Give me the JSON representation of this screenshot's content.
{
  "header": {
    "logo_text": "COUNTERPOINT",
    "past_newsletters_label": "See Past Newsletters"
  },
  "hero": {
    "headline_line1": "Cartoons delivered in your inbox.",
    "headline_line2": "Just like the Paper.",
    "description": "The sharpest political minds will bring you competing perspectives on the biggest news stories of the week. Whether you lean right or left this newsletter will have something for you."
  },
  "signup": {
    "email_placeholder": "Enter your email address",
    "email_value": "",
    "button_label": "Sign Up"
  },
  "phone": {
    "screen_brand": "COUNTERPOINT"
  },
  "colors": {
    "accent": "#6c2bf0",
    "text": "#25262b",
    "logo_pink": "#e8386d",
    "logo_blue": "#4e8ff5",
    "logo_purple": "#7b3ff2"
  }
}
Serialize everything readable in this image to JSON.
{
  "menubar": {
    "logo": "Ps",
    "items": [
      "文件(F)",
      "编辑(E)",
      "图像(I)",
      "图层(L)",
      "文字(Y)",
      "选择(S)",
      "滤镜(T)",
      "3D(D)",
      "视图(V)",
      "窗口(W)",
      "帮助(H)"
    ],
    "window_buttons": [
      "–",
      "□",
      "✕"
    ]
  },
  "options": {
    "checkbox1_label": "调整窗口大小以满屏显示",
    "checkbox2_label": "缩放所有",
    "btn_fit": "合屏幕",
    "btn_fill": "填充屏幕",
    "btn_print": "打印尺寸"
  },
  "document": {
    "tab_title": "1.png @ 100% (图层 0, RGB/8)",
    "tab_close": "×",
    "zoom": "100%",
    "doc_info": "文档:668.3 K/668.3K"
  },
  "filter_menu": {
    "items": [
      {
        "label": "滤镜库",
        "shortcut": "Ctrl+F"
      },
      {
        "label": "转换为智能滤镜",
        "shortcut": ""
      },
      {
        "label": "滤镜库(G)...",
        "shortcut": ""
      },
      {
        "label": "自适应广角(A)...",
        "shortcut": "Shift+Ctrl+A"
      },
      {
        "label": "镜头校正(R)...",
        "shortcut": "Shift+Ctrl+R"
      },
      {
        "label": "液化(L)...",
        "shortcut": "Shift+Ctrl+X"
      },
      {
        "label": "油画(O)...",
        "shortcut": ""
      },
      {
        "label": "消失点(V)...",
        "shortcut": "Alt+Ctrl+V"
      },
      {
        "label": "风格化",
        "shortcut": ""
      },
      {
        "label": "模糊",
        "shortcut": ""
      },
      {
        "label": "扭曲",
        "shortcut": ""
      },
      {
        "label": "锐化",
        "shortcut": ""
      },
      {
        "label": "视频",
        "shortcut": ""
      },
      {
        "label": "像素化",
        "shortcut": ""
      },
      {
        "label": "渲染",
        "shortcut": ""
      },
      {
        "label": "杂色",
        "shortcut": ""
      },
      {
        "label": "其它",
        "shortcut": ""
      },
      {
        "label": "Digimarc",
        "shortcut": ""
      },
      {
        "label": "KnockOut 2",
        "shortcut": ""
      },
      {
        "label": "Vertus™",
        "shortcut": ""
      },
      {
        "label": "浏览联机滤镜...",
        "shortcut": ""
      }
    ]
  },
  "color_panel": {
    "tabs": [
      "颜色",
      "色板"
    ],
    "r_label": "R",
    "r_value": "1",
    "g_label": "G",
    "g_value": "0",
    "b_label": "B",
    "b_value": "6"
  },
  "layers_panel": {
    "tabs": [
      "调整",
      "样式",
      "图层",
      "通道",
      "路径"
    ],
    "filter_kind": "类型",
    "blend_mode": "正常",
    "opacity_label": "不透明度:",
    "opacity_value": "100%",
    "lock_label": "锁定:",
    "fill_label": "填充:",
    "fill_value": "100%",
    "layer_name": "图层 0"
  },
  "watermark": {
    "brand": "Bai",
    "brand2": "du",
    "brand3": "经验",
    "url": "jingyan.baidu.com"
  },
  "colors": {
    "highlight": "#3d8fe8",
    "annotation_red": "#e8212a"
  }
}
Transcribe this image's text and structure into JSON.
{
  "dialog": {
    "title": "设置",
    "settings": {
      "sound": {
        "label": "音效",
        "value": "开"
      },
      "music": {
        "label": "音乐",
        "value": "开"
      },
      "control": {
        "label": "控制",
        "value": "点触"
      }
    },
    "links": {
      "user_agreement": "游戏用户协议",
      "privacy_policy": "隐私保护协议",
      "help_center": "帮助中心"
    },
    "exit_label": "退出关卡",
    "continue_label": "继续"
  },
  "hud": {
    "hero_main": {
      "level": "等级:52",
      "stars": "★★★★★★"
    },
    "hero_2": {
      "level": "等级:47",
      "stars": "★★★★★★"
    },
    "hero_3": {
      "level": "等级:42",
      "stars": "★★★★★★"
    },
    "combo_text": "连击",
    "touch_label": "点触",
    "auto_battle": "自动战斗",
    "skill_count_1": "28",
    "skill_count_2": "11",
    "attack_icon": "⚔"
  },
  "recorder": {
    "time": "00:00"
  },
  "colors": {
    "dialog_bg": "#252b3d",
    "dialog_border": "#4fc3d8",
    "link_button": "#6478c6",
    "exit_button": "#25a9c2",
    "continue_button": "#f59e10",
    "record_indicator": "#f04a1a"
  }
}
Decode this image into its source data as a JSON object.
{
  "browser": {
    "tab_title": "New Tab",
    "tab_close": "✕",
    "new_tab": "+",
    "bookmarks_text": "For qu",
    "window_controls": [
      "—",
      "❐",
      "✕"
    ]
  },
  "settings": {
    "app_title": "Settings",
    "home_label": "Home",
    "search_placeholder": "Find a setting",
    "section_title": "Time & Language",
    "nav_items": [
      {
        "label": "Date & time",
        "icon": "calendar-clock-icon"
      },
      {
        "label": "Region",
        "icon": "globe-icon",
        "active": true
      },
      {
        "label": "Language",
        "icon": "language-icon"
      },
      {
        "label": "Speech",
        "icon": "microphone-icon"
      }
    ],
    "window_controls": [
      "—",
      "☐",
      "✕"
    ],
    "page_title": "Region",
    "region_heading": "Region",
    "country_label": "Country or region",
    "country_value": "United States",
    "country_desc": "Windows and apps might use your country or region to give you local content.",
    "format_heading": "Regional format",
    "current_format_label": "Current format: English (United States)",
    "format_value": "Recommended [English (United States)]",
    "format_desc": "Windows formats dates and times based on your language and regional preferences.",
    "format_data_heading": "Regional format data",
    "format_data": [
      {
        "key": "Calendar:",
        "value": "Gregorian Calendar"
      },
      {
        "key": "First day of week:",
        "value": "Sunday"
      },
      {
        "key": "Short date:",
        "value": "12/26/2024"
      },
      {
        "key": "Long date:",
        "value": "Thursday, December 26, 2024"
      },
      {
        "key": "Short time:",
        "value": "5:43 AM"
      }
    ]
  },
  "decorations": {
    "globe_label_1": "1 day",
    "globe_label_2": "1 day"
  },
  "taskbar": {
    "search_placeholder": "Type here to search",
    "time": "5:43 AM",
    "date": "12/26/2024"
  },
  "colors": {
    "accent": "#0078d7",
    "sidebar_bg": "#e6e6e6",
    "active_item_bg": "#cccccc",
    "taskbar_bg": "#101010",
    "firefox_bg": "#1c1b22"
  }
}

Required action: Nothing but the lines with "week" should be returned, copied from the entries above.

Answer box:
    "description": "The sharpest political minds will bring you competing perspectives on the biggest news stories of the week. Whether you lean right or left this newsletter will have something for you."
        "key": "First day of week:",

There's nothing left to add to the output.